What we do know is that the cost growth of Medicaid is rising faster than the Ryan proposal’s Medicaid block-grant inflation would account for. This means that the block grant funding would not keep pace with health care costs, leaving states shouldering the Medicaid cost burden. Once again, costs are shifted from the federal government to the individual; in this case the individual as seen as a citizen of one of our states.
What About the Affordable Care Act?
You might be thinking what about the Affordable Care Act? The Affordable Care Act
or ACA is the sweeping health reform bill that passed in March of 2011. The ACA does contain reforms that will slow the cost curve of Medicare spending per beneficiary
. This is good, making Medicare more financially solvent over a longer time period. It is, however, only a start because as the baby boom generation ages, even if Medicare per beneficiary costs are reasonable, the number of beneficiaries will rise drastically
. Currently there are about 49 million individuals on Medicare—fast-forward to 2035 and that number jumps to over 85 million. This population growth is an added challenge to effectively reforming the Medicare system. So the ACA is part of the solution, but it will not solve our Medicare solvency issues completely. It’s worth noting that the Ryan budget suggests repealing the ACA.
Do You Want to Be a Part of the Conversation?
Here’s the easy part! If you want your voice to be heard, call your Senator or Representative in D.C. If you agree or disagree with cutting Medicare and Medicaid; if you like or dislike the Affordable Care Act—let your elected officials know. The threat right now is not the Ryan Budget Proposal, but threats to Medicare and Medicaid. Over the past few weeks our Congressmen’s offices are receiving many calls and emails on the debt ceiling. It is important for our elected representatives to know what our opinions are, as constituents.
To find your House Representative click here: https://writerep.house.gov/writerep/welcome.shtml
To find your state’s Senators clicker here: http://www.senate.gov/general/contact_information/senators_cfm.cfm

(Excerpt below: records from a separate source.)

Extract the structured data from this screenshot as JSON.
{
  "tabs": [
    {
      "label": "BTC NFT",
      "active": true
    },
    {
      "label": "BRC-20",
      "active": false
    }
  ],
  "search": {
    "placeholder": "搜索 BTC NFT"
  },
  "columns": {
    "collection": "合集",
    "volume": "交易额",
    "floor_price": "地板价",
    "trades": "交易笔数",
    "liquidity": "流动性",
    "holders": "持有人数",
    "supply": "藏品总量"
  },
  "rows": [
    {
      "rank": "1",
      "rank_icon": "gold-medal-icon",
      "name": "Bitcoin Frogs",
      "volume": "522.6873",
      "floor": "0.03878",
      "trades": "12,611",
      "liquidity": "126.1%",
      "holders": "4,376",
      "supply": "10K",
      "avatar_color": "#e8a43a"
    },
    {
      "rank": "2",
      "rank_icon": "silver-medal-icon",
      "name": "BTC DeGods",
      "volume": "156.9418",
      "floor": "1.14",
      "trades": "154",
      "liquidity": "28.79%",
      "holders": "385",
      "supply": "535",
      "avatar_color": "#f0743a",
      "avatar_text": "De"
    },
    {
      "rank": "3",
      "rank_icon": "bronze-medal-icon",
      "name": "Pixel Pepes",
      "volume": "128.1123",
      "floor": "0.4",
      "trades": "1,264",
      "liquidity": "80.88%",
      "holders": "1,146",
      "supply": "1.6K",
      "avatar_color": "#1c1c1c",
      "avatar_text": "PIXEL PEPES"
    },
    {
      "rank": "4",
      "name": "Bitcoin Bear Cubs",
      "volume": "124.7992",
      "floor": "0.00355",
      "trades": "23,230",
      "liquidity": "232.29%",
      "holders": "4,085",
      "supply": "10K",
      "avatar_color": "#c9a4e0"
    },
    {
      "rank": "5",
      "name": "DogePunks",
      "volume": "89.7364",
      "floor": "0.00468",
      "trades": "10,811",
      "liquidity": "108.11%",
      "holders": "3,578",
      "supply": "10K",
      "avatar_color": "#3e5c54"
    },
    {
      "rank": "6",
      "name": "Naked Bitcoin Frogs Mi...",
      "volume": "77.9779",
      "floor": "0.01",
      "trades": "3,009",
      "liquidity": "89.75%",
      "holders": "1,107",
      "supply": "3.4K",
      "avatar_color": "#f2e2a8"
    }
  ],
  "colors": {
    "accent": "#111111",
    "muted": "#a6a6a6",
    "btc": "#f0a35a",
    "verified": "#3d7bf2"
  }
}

Questions? Thoughts? Comments? Please share below.
Special thank you to Bridget Murtha for editing this article, and to ColinDunn on Flickr.com for the image.